In the event of a heart attack, every second counts. The longer the heart goes without oxygen rich blood, the more damage is done to the heart muscle. At Finley Hospital, the Heart and Vascular Center team works on processes and procedures that result in getting patients the quality care they need – quickly.

A door to balloon time is a quality measure tracked from the patient’s arrival at the hospital until angioplasty is performed. The American Heart Association recommends 90 minutes or less for door to balloon time. Finley is consistently faster than the recommendation and strives for a door to balloon time of less than 60 minutes.

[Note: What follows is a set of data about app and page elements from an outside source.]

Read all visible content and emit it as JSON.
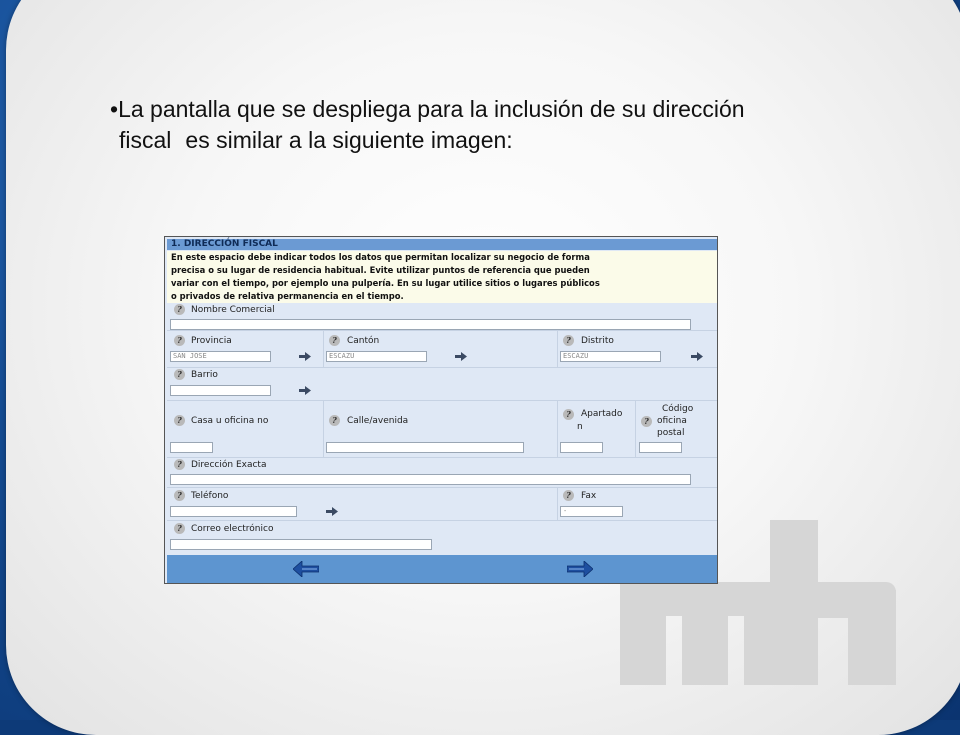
{
  "slide": {
    "bullet": "•",
    "line1": "La pantalla que se despliega para la inclusión de su dirección",
    "line2a": "fiscal",
    "line2b": "es similar a la siguiente imagen:"
  },
  "form": {
    "section_title": "1. DIRECCIÓN FISCAL",
    "intro_lines": [
      "En este espacio debe indicar todos los datos que permitan localizar su negocio de forma",
      "precisa o su lugar de residencia habitual. Evite utilizar puntos de referencia que pueden",
      "variar con el tiempo, por ejemplo una pulpería. En su lugar utilice sitios o lugares públicos",
      "o privados de relativa permanencia en el tiempo."
    ],
    "help_glyph": "?",
    "labels": {
      "nombre_comercial": "Nombre Comercial",
      "provincia": "Provincia",
      "canton": "Cantón",
      "distrito": "Distrito",
      "barrio": "Barrio",
      "casa": "Casa u oficina no",
      "calle": "Calle/avenida",
      "apartado_1": "Apartado",
      "apartado_2": "n",
      "codigo_1": "Código",
      "codigo_2": "oficina",
      "codigo_3": "postal",
      "direccion_exacta": "Dirección Exacta",
      "telefono": "Teléfono",
      "fax": "Fax",
      "correo": "Correo electrónico"
    },
    "values": {
      "provincia": "SAN JOSE",
      "canton": "ESCAZU",
      "distrito": "ESCAZU",
      "fax": "-"
    },
    "colors": {
      "header": "#6b9ad3",
      "intro_bg": "#fbfbe9",
      "form_bg": "#dfe8f5",
      "footer": "#5d95d0"
    },
    "icons": [
      "help-icon",
      "picker-arrow-icon",
      "back-arrow-icon",
      "forward-arrow-icon"
    ]
  },
  "logo": "mh"
}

And in many cases, the door to balloon time is less than 30 minutes.

“We are very thankful to our EMS partners who have a big role in reducing the door to balloon times for our patients,” explains Andrea Anglin, director of cardiovascular services at UnityPoint Health – Finley Hospital. "All of the EMS providers are equipped with technology that allows patient health information to be sent to the cath lab prior to the patient’s arrival – so when the ambulance arrives, we can focus on treatment versus assessment.”

In this record setting case, Dubuque Fire Department responded to a 911 call at 7:33 a.m. A few minutes later, emergency responders made the call to Finley with the patient’s condition – which put the cath lab team into motion.

“When we get the phone call from an EMS partner, we start preparing immediately. If we have all of the necessary health vitals during transport, we can bypass the emergency department and go immediately to Finley’s cath lab to open the clogged artery,” says Anglin.

The ambulance arrived at Finley at 8:03 a.m. and just a minute later the patient was in the cath lab. At 8:17 a.m., the device was in place via the radial artery – which means a procedure with less complications, less discomfort and faster recovery. 

“Door to balloon time is something we pay close attention to at Finley,” says Anglin. “The faster we open the blockage, the sooner we get good blood flow restored, and that means less damage to the heart muscle. We are thankful to our EMS partners for their role in delivering the best outcome for every patient, every time.”

Anglin adds, “If you are experiencing the signs and symptoms of a heart attack, call 911 – it can result in precious time for getting blood and oxygen back to your heart.”